## Aim of the exercise
Set down every entry again word for word, please, but skip the pictures.

[Website and app data records]
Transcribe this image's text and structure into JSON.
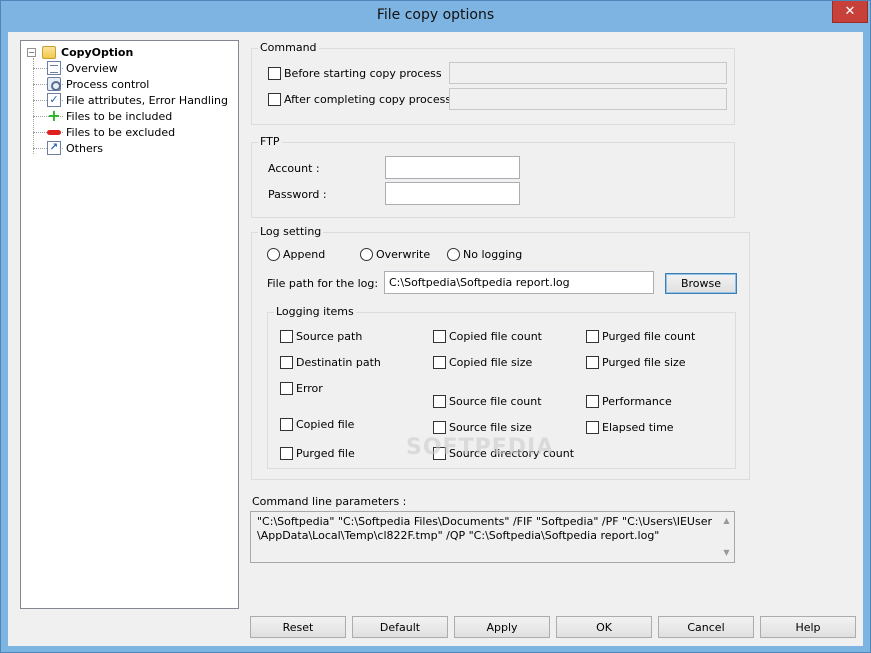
{
  "window": {
    "title": "File copy options",
    "close_glyph": "✕"
  },
  "tree": {
    "root": {
      "label": "CopyOption",
      "expander": "−",
      "icon": "folder-icon"
    },
    "items": [
      {
        "label": "Overview",
        "icon": "document-icon"
      },
      {
        "label": "Process control",
        "icon": "gear-icon"
      },
      {
        "label": "File attributes, Error Handling",
        "icon": "checklist-icon"
      },
      {
        "label": "Files to be included",
        "icon": "plus-icon"
      },
      {
        "label": "Files to be excluded",
        "icon": "minus-icon"
      },
      {
        "label": "Others",
        "icon": "shortcut-icon"
      }
    ]
  },
  "command": {
    "title": "Command",
    "before_label": "Before starting copy process",
    "before_checked": false,
    "after_label": "After completing copy process",
    "after_checked": false
  },
  "ftp": {
    "title": "FTP",
    "account_label": "Account :",
    "password_label": "Password :",
    "account_value": "",
    "password_value": ""
  },
  "log": {
    "title": "Log setting",
    "modes": [
      "Append",
      "Overwrite",
      "No logging"
    ],
    "path_label": "File path for the log:",
    "path_value": "C:\\Softpedia\\Softpedia report.log",
    "browse_label": "Browse",
    "items_title": "Logging items",
    "items": {
      "source_path": "Source path",
      "destination_path": "Destinatin path",
      "error": "Error",
      "copied_file": "Copied file",
      "purged_file": "Purged file",
      "copied_file_count": "Copied file count",
      "copied_file_size": "Copied file size",
      "source_file_count": "Source file count",
      "source_file_size": "Source file size",
      "source_directory_count": "Source directory count",
      "purged_file_count": "Purged file count",
      "purged_file_size": "Purged file size",
      "performance": "Performance",
      "elapsed_time": "Elapsed time"
    }
  },
  "cmdline": {
    "label": "Command line parameters :",
    "line1": "\"C:\\Softpedia\"  \"C:\\Softpedia Files\\Documents\" /FIF \"Softpedia\" /PF \"C:\\Users\\IEUser",
    "line2": "\\AppData\\Local\\Temp\\cl822F.tmp\" /QP \"C:\\Softpedia\\Softpedia report.log\""
  },
  "buttons": {
    "reset": "Reset",
    "default": "Default",
    "apply": "Apply",
    "ok": "OK",
    "cancel": "Cancel",
    "help": "Help"
  },
  "watermark": "SOFTPEDIA",
  "colors": {
    "titlebar": "#7eb4e2",
    "close": "#c7403a",
    "face": "#f0f0f0"
  }
}
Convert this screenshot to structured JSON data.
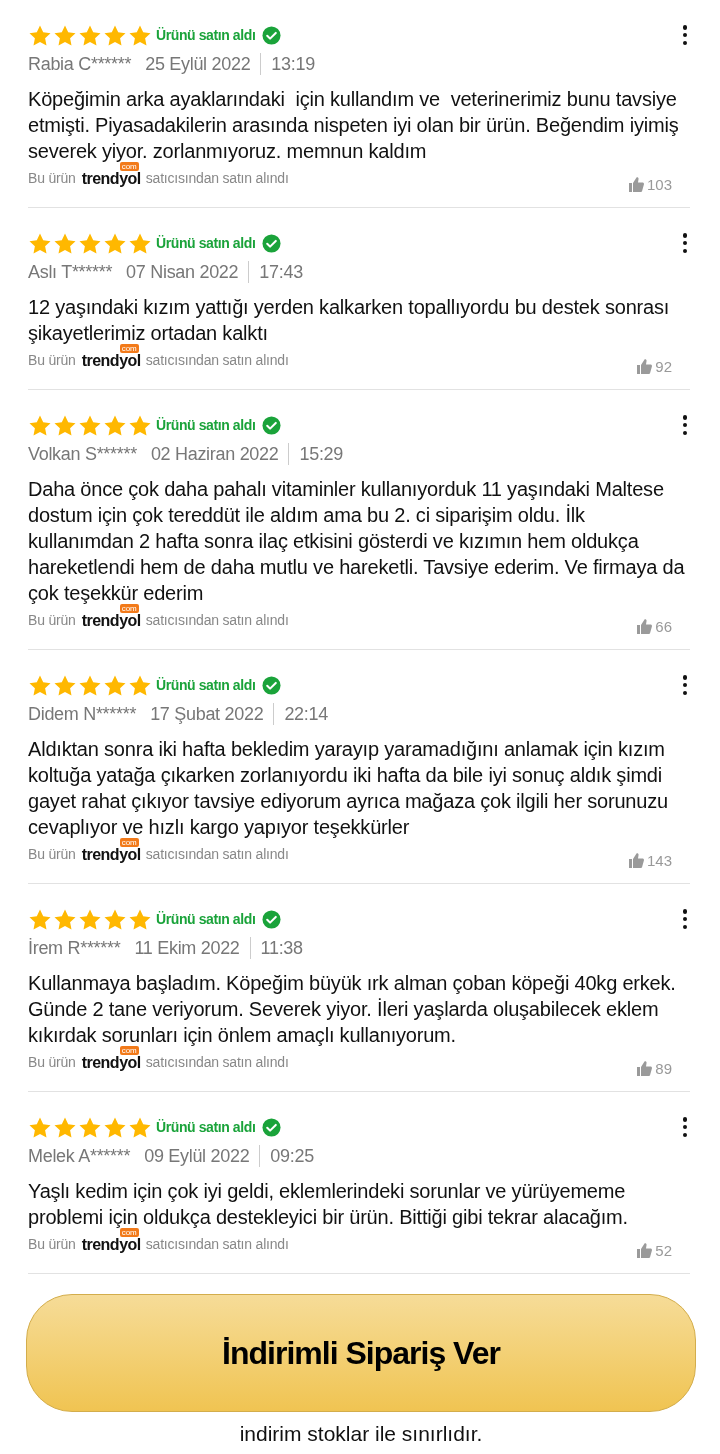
{
  "reviews": [
    {
      "stars": 5,
      "purchase_label": "Ürünü satın aldı",
      "verified": true,
      "author": "Rabia C******",
      "date": "25 Eylül 2022",
      "time": "13:19",
      "text": "Köpeğimin arka ayaklarındaki  için kullandım ve  veterinerimiz bunu tavsiye etmişti. Piyasadakilerin arasında nispeten iyi olan bir ürün. Beğendim iyimiş severek yiyor. zorlanmıyoruz. memnun kaldım",
      "seller_prefix": "Bu ürün",
      "seller_logo": "trendyol",
      "seller_logo_badge": "com",
      "seller_suffix": "satıcısından satın alındı",
      "likes": "103"
    },
    {
      "stars": 5,
      "purchase_label": "Ürünü satın aldı",
      "verified": true,
      "author": "Aslı T******",
      "date": "07 Nisan 2022",
      "time": "17:43",
      "text": "12 yaşındaki kızım yattığı yerden kalkarken topallıyordu bu destek sonrası şikayetlerimiz ortadan kalktı",
      "seller_prefix": "Bu ürün",
      "seller_logo": "trendyol",
      "seller_logo_badge": "com",
      "seller_suffix": "satıcısından satın alındı",
      "likes": "92"
    },
    {
      "stars": 5,
      "purchase_label": "Ürünü satın aldı",
      "verified": true,
      "author": "Volkan S******",
      "date": "02 Haziran 2022",
      "time": "15:29",
      "text": "Daha önce çok daha pahalı vitaminler kullanıyorduk 11 yaşındaki Maltese dostum için çok tereddüt ile aldım ama bu 2. ci siparişim oldu. İlk kullanımdan 2 hafta sonra ilaç etkisini gösterdi ve kızımın hem oldukça hareketlendi hem de daha mutlu ve hareketli. Tavsiye ederim. Ve firmaya da çok teşekkür ederim",
      "seller_prefix": "Bu ürün",
      "seller_logo": "trendyol",
      "seller_logo_badge": "com",
      "seller_suffix": "satıcısından satın alındı",
      "likes": "66"
    },
    {
      "stars": 5,
      "purchase_label": "Ürünü satın aldı",
      "verified": true,
      "author": "Didem N******",
      "date": "17 Şubat 2022",
      "time": "22:14",
      "text": "Aldıktan sonra iki hafta bekledim yarayıp yaramadığını anlamak için kızım koltuğa yatağa çıkarken zorlanıyordu iki hafta da bile iyi sonuç aldık şimdi gayet rahat çıkıyor tavsiye ediyorum ayrıca mağaza çok ilgili her sorunuzu cevaplıyor ve hızlı kargo yapıyor teşekkürler",
      "seller_prefix": "Bu ürün",
      "seller_logo": "trendyol",
      "seller_logo_badge": "com",
      "seller_suffix": "satıcısından satın alındı",
      "likes": "143"
    },
    {
      "stars": 5,
      "purchase_label": "Ürünü satın aldı",
      "verified": true,
      "author": "İrem R******",
      "date": "11 Ekim 2022",
      "time": "11:38",
      "text": "Kullanmaya başladım. Köpeğim büyük ırk alman çoban köpeği 40kg erkek. Günde 2 tane veriyorum. Severek yiyor. İleri yaşlarda oluşabilecek eklem kıkırdak sorunları için önlem amaçlı kullanıyorum.",
      "seller_prefix": "Bu ürün",
      "seller_logo": "trendyol",
      "seller_logo_badge": "com",
      "seller_suffix": "satıcısından satın alındı",
      "likes": "89"
    },
    {
      "stars": 5,
      "purchase_label": "Ürünü satın aldı",
      "verified": true,
      "author": "Melek A******",
      "date": "09 Eylül 2022",
      "time": "09:25",
      "text": "Yaşlı kedim için çok iyi geldi, eklemlerindeki sorunlar ve yürüyememe problemi için oldukça destekleyici bir ürün. Bittiği gibi tekrar alacağım.",
      "seller_prefix": "Bu ürün",
      "seller_logo": "trendyol",
      "seller_logo_badge": "com",
      "seller_suffix": "satıcısından satın alındı",
      "likes": "52"
    }
  ],
  "order_button": "İndirimli Sipariş Ver",
  "stock_note": "indirim stoklar ile sınırlıdır."
}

## Solution for this problem
Transcribe this image's text and structure into JSON.
{
  "window": {
    "title": "File copy options",
    "close_glyph": "✕"
  },
  "tree": {
    "root": {
      "label": "CopyOption",
      "expander": "−",
      "icon": "folder-icon"
    },
    "items": [
      {
        "label": "Overview",
        "icon": "document-icon"
      },
      {
        "label": "Process control",
        "icon": "gear-icon"
      },
      {
        "label": "File attributes, Error Handling",
        "icon": "checklist-icon"
      },
      {
        "label": "Files to be included",
        "icon": "plus-icon"
      },
      {
        "label": "Files to be excluded",
        "icon": "minus-icon"
      },
      {
        "label": "Others",
        "icon": "shortcut-icon"
      }
    ]
  },
  "command": {
    "title": "Command",
    "before_label": "Before starting copy process",
    "before_checked": false,
    "after_label": "After completing copy process",
    "after_checked": false
  },
  "ftp": {
    "title": "FTP",
    "account_label": "Account :",
    "password_label": "Password :",
    "account_value": "",
    "password_value": ""
  },
  "log": {
    "title": "Log setting",
    "modes": [
      "Append",
      "Overwrite",
      "No logging"
    ],
    "path_label": "File path for the log:",
    "path_value": "C:\\Softpedia\\Softpedia report.log",
    "browse_label": "Browse",
    "items_title": "Logging items",
    "items": {
      "source_path": "Source path",
      "destination_path": "Destinatin path",
      "error": "Error",
      "copied_file": "Copied file",
      "purged_file": "Purged file",
      "copied_file_count": "Copied file count",
      "copied_file_size": "Copied file size",
      "source_file_count": "Source file count",
      "source_file_size": "Source file size",
      "source_directory_count": "Source directory count",
      "purged_file_count": "Purged file count",
      "purged_file_size": "Purged file size",
      "performance": "Performance",
      "elapsed_time": "Elapsed time"
    }
  },
  "cmdline": {
    "label": "Command line parameters :",
    "line1": "\"C:\\Softpedia\"  \"C:\\Softpedia Files\\Documents\" /FIF \"Softpedia\" /PF \"C:\\Users\\IEUser",
    "line2": "\\AppData\\Local\\Temp\\cl822F.tmp\" /QP \"C:\\Softpedia\\Softpedia report.log\""
  },
  "buttons": {
    "reset": "Reset",
    "default": "Default",
    "apply": "Apply",
    "ok": "OK",
    "cancel": "Cancel",
    "help": "Help"
  },
  "watermark": "SOFTPEDIA",
  "colors": {
    "titlebar": "#7eb4e2",
    "close": "#c7403a",
    "face": "#f0f0f0"
  }
}
Convert this screenshot to structured JSON data.
{
  "reviews": [
    {
      "stars": 5,
      "purchase_label": "Ürünü satın aldı",
      "verified": true,
      "author": "Rabia C******",
      "date": "25 Eylül 2022",
      "time": "13:19",
      "text": "Köpeğimin arka ayaklarındaki  için kullandım ve  veterinerimiz bunu tavsiye etmişti. Piyasadakilerin arasında nispeten iyi olan bir ürün. Beğendim iyimiş severek yiyor. zorlanmıyoruz. memnun kaldım",
      "seller_prefix": "Bu ürün",
      "seller_logo": "trendyol",
      "seller_logo_badge": "com",
      "seller_suffix": "satıcısından satın alındı",
      "likes": "103"
    },
    {
      "stars": 5,
      "purchase_label": "Ürünü satın aldı",
      "verified": true,
      "author": "Aslı T******",
      "date": "07 Nisan 2022",
      "time": "17:43",
      "text": "12 yaşındaki kızım yattığı yerden kalkarken topallıyordu bu destek sonrası şikayetlerimiz ortadan kalktı",
      "seller_prefix": "Bu ürün",
      "seller_logo": "trendyol",
      "seller_logo_badge": "com",
      "seller_suffix": "satıcısından satın alındı",
      "likes": "92"
    },
    {
      "stars": 5,
      "purchase_label": "Ürünü satın aldı",
      "verified": true,
      "author": "Volkan S******",
      "date": "02 Haziran 2022",
      "time": "15:29",
      "text": "Daha önce çok daha pahalı vitaminler kullanıyorduk 11 yaşındaki Maltese dostum için çok tereddüt ile aldım ama bu 2. ci siparişim oldu. İlk kullanımdan 2 hafta sonra ilaç etkisini gösterdi ve kızımın hem oldukça hareketlendi hem de daha mutlu ve hareketli. Tavsiye ederim. Ve firmaya da çok teşekkür ederim",
      "seller_prefix": "Bu ürün",
      "seller_logo": "trendyol",
      "seller_logo_badge": "com",
      "seller_suffix": "satıcısından satın alındı",
      "likes": "66"
    },
    {
      "stars": 5,
      "purchase_label": "Ürünü satın aldı",
      "verified": true,
      "author": "Didem N******",
      "date": "17 Şubat 2022",
      "time": "22:14",
      "text": "Aldıktan sonra iki hafta bekledim yarayıp yaramadığını anlamak için kızım koltuğa yatağa çıkarken zorlanıyordu iki hafta da bile iyi sonuç aldık şimdi gayet rahat çıkıyor tavsiye ediyorum ayrıca mağaza çok ilgili her sorunuzu cevaplıyor ve hızlı kargo yapıyor teşekkürler",
      "seller_prefix": "Bu ürün",
      "seller_logo": "trendyol",
      "seller_logo_badge": "com",
      "seller_suffix": "satıcısından satın alındı",
      "likes": "143"
    },
    {
      "stars": 5,
      "purchase_label": "Ürünü satın aldı",
      "verified": true,
      "author": "İrem R******",
      "date": "11 Ekim 2022",
      "time": "11:38",
      "text": "Kullanmaya başladım. Köpeğim büyük ırk alman çoban köpeği 40kg erkek. Günde 2 tane veriyorum. Severek yiyor. İleri yaşlarda oluşabilecek eklem kıkırdak sorunları için önlem amaçlı kullanıyorum.",
      "seller_prefix": "Bu ürün",
      "seller_logo": "trendyol",
      "seller_logo_badge": "com",
      "seller_suffix": "satıcısından satın alındı",
      "likes": "89"
    },
    {
      "stars": 5,
      "purchase_label": "Ürünü satın aldı",
      "verified": true,
      "author": "Melek A******",
      "date": "09 Eylül 2022",
      "time": "09:25",
      "text": "Yaşlı kedim için çok iyi geldi, eklemlerindeki sorunlar ve yürüyememe problemi için oldukça destekleyici bir ürün. Bittiği gibi tekrar alacağım.",
      "seller_prefix": "Bu ürün",
      "seller_logo": "trendyol",
      "seller_logo_badge": "com",
      "seller_suffix": "satıcısından satın alındı",
      "likes": "52"
    }
  ],
  "order_button": "İndirimli Sipariş Ver",
  "stock_note": "indirim stoklar ile sınırlıdır."
}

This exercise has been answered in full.